Podcast Episode 2: The Crazy Life of a Crazy-fit Couple

Deep talk and serious goofing off with one of the fittest couples in the industry. Chassidy and Antonio Smothers talk with hosts Nick Collias and Dr. Krissy Kendall about lifting, love, beer, bacon, and Instagram.


Podcast Episode 1: You're Doing It All Wrong...

Hosts Nick Collias and Dr. Krissy Kendall chat with special guest Bill Geiger about his robust history of training (and injuries) from the ‘80s onward. Learn from this fitness industry veteran’s triumphs and tragedies so you can stay in the game as long as he has!

About Your Hosts

Nick Collias Nick Collias


Nick Collias is the Deputy Editor at Bodybuilding.com. He spends his work days typing in primitive sandals at a desk surrounded by full-fat, no-measure supertreats. Lunch time is for blood-occluded core training and Danish presses. Dinner is a terrifying spectacle to behold, so let's leave it at that. His shaker bottle has a kettlebell inside, so swing it at your own risk.

Nick is a certified Russian Kettlebell (RKC) instructor, but can also be found wandering the high desert trails of Idaho at odd hours in odder attire.



Krissy Kendall, Ph.D. Krissy Kendall, Ph.D.
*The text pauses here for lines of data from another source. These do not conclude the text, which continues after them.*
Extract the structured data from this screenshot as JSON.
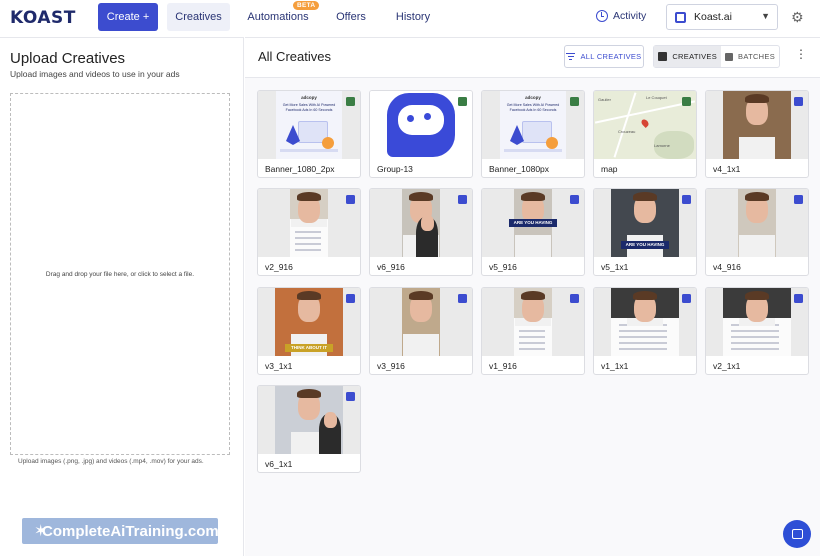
{
  "nav": {
    "logo": "KOAST",
    "create": "Create +",
    "tabs": [
      {
        "label": "Creatives",
        "active": true
      },
      {
        "label": "Automations",
        "badge": "BETA"
      },
      {
        "label": "Offers"
      },
      {
        "label": "History"
      }
    ],
    "activity": "Activity",
    "account": "Koast.ai"
  },
  "upload": {
    "title": "Upload Creatives",
    "subtitle": "Upload images and videos to use in your ads",
    "drop_text": "Drag and drop your file here, or click to select a file.",
    "hint": "Upload images (.png, .jpg) and videos (.mp4, .mov) for your ads."
  },
  "watermark": "CompleteAiTraining.com",
  "main": {
    "title": "All Creatives",
    "filter_label": "ALL CREATIVES",
    "view_creatives": "CREATIVES",
    "view_batches": "BATCHES"
  },
  "creatives": [
    {
      "name": "Banner_1080_2px",
      "type": "image",
      "kind": "banner",
      "brand": "adcopy",
      "tagline": "Get More Sales With AI Powered Facebook Ads In 60 Seconds"
    },
    {
      "name": "Group-13",
      "type": "image",
      "kind": "logo"
    },
    {
      "name": "Banner_1080px",
      "type": "image",
      "kind": "banner",
      "brand": "adcopy",
      "tagline": "Get More Sales With AI Powered Facebook Ads In 60 Seconds"
    },
    {
      "name": "map",
      "type": "image",
      "kind": "map",
      "places": [
        "Gaulier",
        "Le Couquet",
        "Crouzeau",
        "Lamorne"
      ]
    },
    {
      "name": "v4_1x1",
      "type": "video",
      "kind": "face-wide"
    },
    {
      "name": "v2_916",
      "type": "video",
      "kind": "face-ui"
    },
    {
      "name": "v6_916",
      "type": "video",
      "kind": "face-duo"
    },
    {
      "name": "v5_916",
      "type": "video",
      "kind": "face-caption",
      "caption": "ARE YOU HAVING"
    },
    {
      "name": "v5_1x1",
      "type": "video",
      "kind": "face-caption-wide",
      "caption": "ARE YOU HAVING"
    },
    {
      "name": "v4_916",
      "type": "video",
      "kind": "face"
    },
    {
      "name": "v3_1x1",
      "type": "video",
      "kind": "face-warm",
      "caption": "THINK ABOUT IT"
    },
    {
      "name": "v3_916",
      "type": "video",
      "kind": "face-warm-tall"
    },
    {
      "name": "v1_916",
      "type": "video",
      "kind": "face-ui"
    },
    {
      "name": "v1_1x1",
      "type": "video",
      "kind": "face-ui-wide"
    },
    {
      "name": "v2_1x1",
      "type": "video",
      "kind": "face-ui-wide"
    },
    {
      "name": "v6_1x1",
      "type": "video",
      "kind": "face-duo-wide"
    }
  ]
}
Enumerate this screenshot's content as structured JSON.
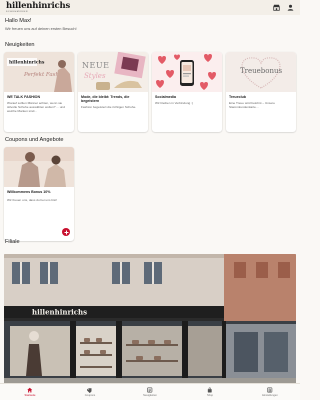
{
  "app": {
    "logo": "hillenhinrichs",
    "logo_sub": "Schuhmoden"
  },
  "greeting": {
    "title": "Hallo Max!",
    "subtitle": "Wir freuen uns auf deinen ersten Besuch!"
  },
  "news": {
    "title": "Neuigkeiten",
    "cards": [
      {
        "title": "WE TALK FASHION",
        "text": "Worauf sollten Männer achten, wenn sie stilvolle Schuhe auswählen wollen? ... und welche Marken sind...",
        "image_text": "Perfekt Fashion"
      },
      {
        "title": "Mode, die bleibt: Trends, die begeistern",
        "text": "Fashion begeistert die richtigen Schuhe.",
        "image_text": "NEUE Styles"
      },
      {
        "title": "Socialmedia",
        "text": "Wir bleiben in Verbindung :)",
        "image_text": ""
      },
      {
        "title": "Treueclub",
        "text": "Eine Treue wird belohnt – Unsere Stammkundenkarte…",
        "image_text": "Treuebonus"
      }
    ]
  },
  "coupons": {
    "title": "Coupons und Angebote",
    "items": [
      {
        "title": "Willkommens Bonus 10%",
        "text": "Wir freuen uns, dass du bei uns bist!"
      }
    ]
  },
  "store": {
    "title": "Filiale"
  },
  "nav": [
    {
      "label": "Startseite",
      "icon": "home-icon",
      "active": true
    },
    {
      "label": "Coupons",
      "icon": "coupon-icon",
      "active": false
    },
    {
      "label": "Neuigkeiten",
      "icon": "news-icon",
      "active": false
    },
    {
      "label": "Shop",
      "icon": "shop-bag-icon",
      "active": false
    },
    {
      "label": "Einstellungen",
      "icon": "settings-icon",
      "active": false
    }
  ],
  "colors": {
    "accent": "#c8102e",
    "header_bg": "#f3efe8",
    "page_bg": "#faf8f5"
  }
}
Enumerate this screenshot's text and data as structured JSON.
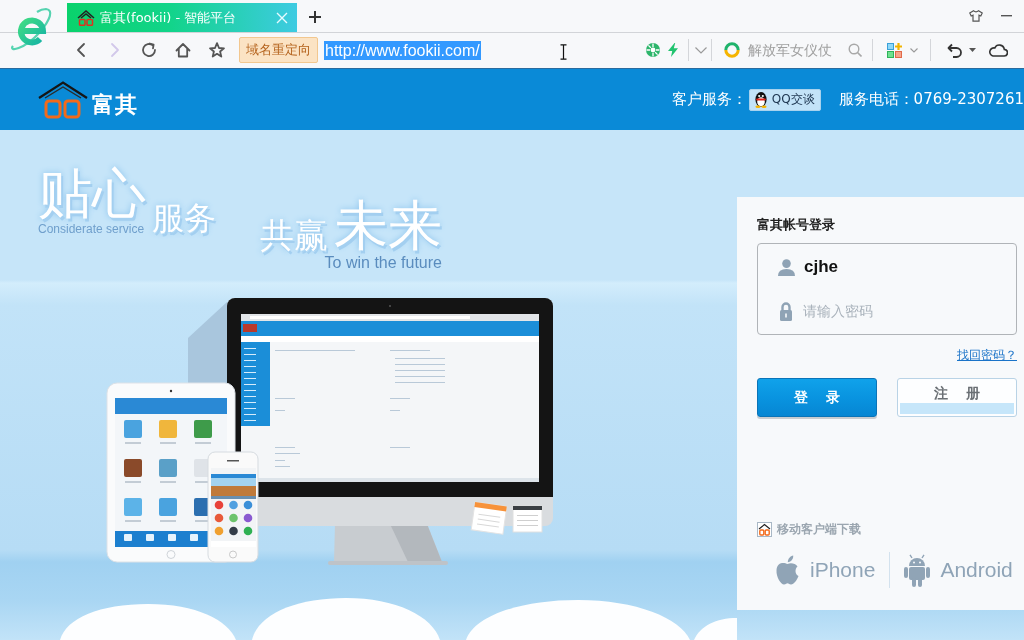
{
  "browser": {
    "tabs": [
      {
        "title": "富其(fookii) - 智能平台",
        "selected": true
      }
    ],
    "nav": [
      {
        "kind": "back",
        "disabled": false
      },
      {
        "kind": "forward",
        "disabled": true
      },
      {
        "kind": "refresh",
        "disabled": false
      },
      {
        "kind": "home",
        "disabled": false
      },
      {
        "kind": "favorite",
        "disabled": false
      }
    ],
    "address": {
      "tag": "域名重定向",
      "url": "http://www.fookii.com/",
      "url_selected": true
    },
    "search": {
      "placeholder": "解放军女仪仗"
    }
  },
  "header": {
    "logo_text": "富其",
    "service_label": "客户服务：",
    "qq_button": "QQ交谈",
    "phone": "服务电话：0769-2307261"
  },
  "hero": {
    "line1_large": "贴心",
    "line1_small": "服务",
    "line1_english": "Considerate service",
    "line2_small": "共赢",
    "line2_large": "未来",
    "line2_english": "To win the future"
  },
  "login": {
    "title": "富其帐号登录",
    "username": {
      "value": "cjhe"
    },
    "password": {
      "placeholder": "请输入密码"
    },
    "forgot_link": "找回密码？",
    "buttons": [
      {
        "kind": "primary",
        "label": "登 录"
      },
      {
        "kind": "secondary",
        "label": "注 册"
      }
    ],
    "mobile": {
      "title": "移动客户端下载",
      "platforms": [
        {
          "kind": "ios",
          "label": "iPhone"
        },
        {
          "kind": "android",
          "label": "Android"
        }
      ]
    }
  }
}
Krissy Kendall, Ph.D., joins the Bodybuilding.com team after 2½ years as an assistant professor in the School of Health and Kinesiology at Georgia Southern University. Prior to her current position as Bodybuilding.com's Science Editor, Dr. Kendall served as the director of the Human Performance Laboratory at GSU, where her research interests focused on the effects of training and nutritional interventions on body composition and performance. Dr. Kendall has published over 100 peer-reviewed papers, book chapters, and abstracts on sports nutrition, supplementation, and training adaptations.
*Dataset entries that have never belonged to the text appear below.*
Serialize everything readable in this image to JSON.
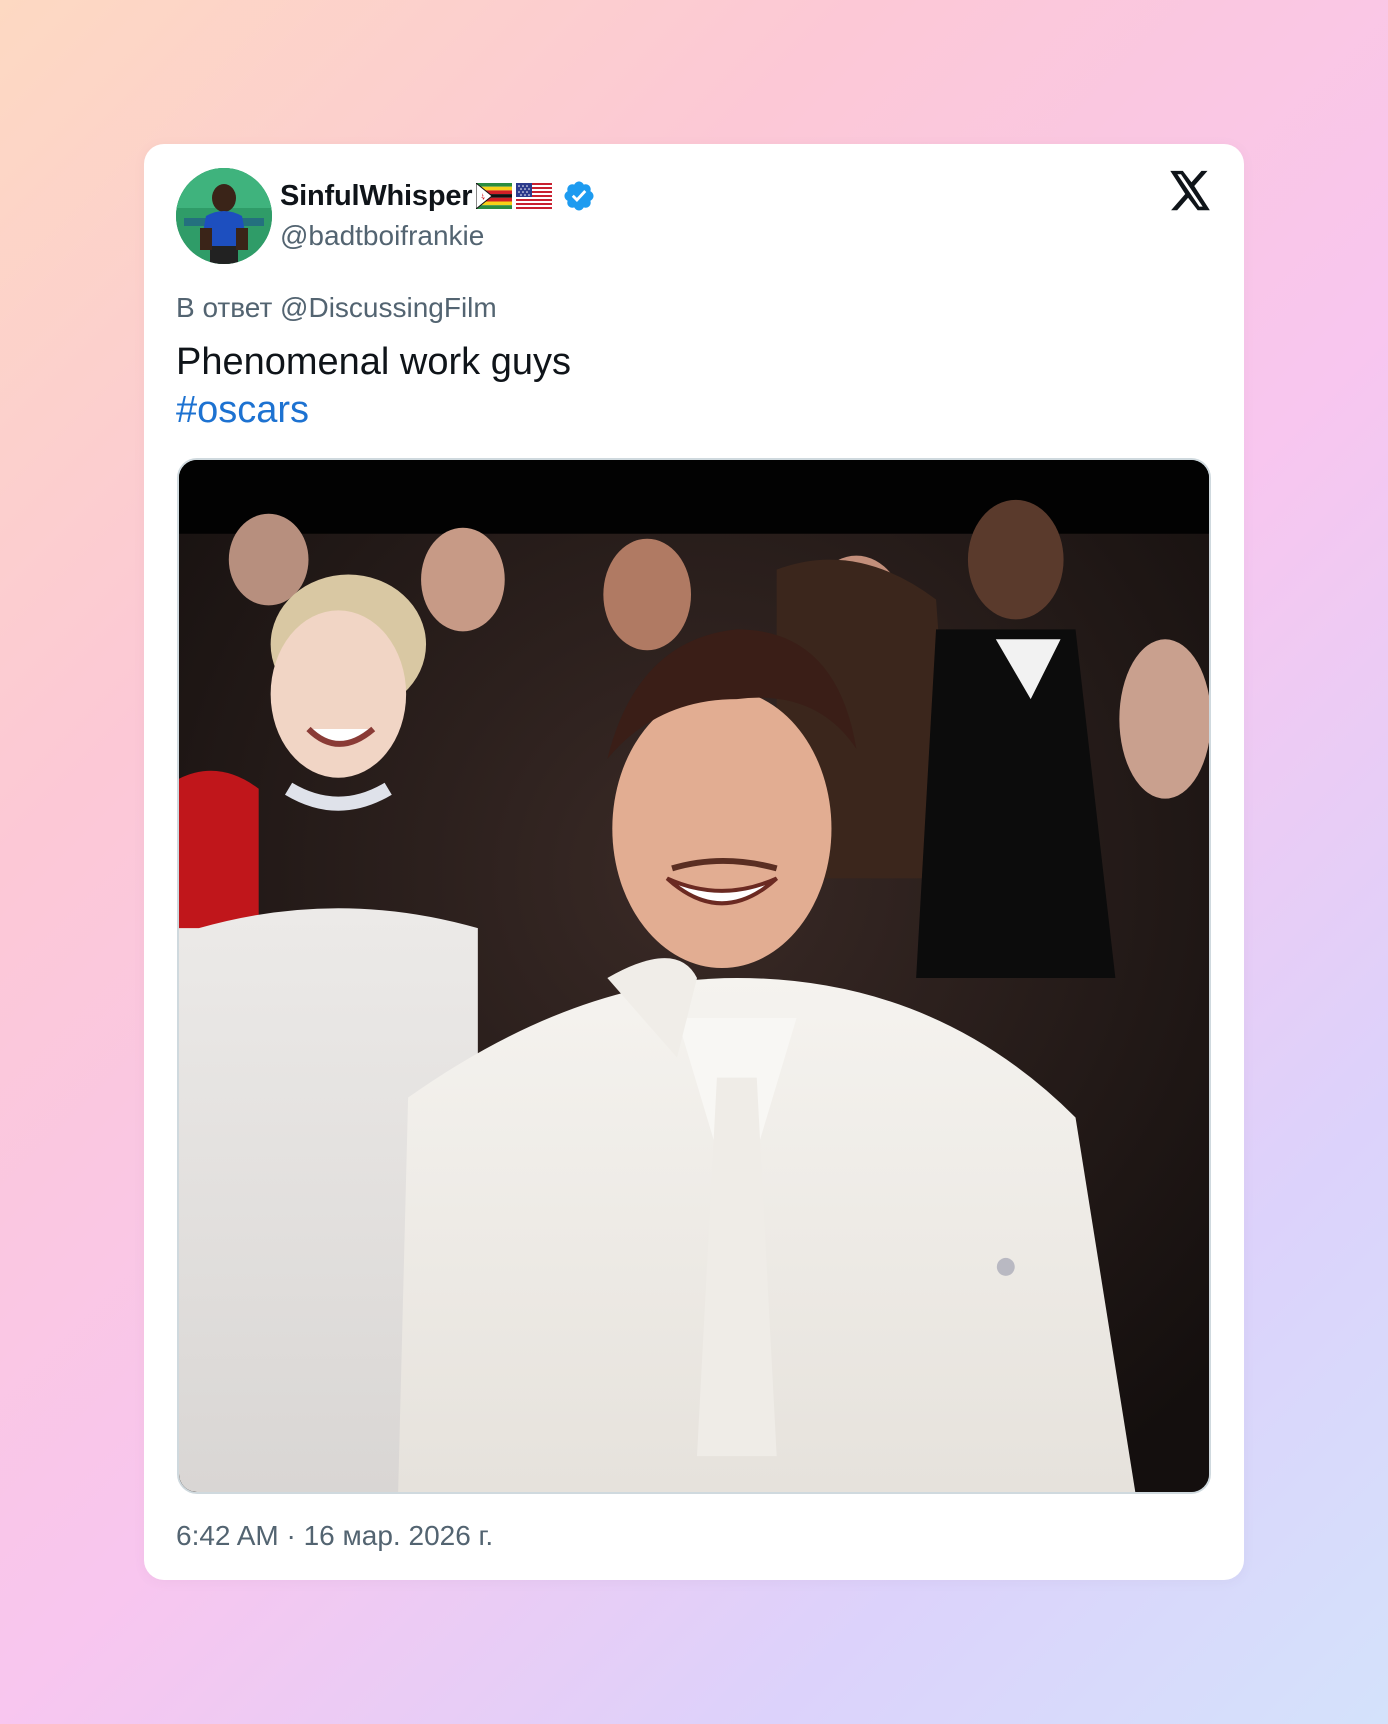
{
  "page": {
    "background_colors": [
      "#fdd9c2",
      "#fcc8d6",
      "#f8c6ef",
      "#dcd2fb",
      "#d4e2fb"
    ]
  },
  "tweet": {
    "author": {
      "display_name": "SinfulWhisper",
      "flags": [
        "zimbabwe-flag-icon",
        "usa-flag-icon"
      ],
      "verified": true,
      "verified_color": "#1d9bf0",
      "handle": "@badtboifrankie",
      "avatar_icon": "avatar-photo"
    },
    "platform_icon": "x-logo-icon",
    "reply_to": "В ответ @DiscussingFilm",
    "text": "Phenomenal work guys",
    "hashtag": "#oscars",
    "hashtag_color": "#1d72d1",
    "media": {
      "type": "photo"
    },
    "timestamp": "6:42 AM · 16 мар. 2026 г."
  }
}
Dr. Kendall received her master's and Ph.D. from the University of Oklahoma, studying exercise physiology. She holds certifications through the National Strength and Conditioning Association (CSCS*D), International Society of Sports Nutrition (CISSN), and American College of Sports Medicine (HFS).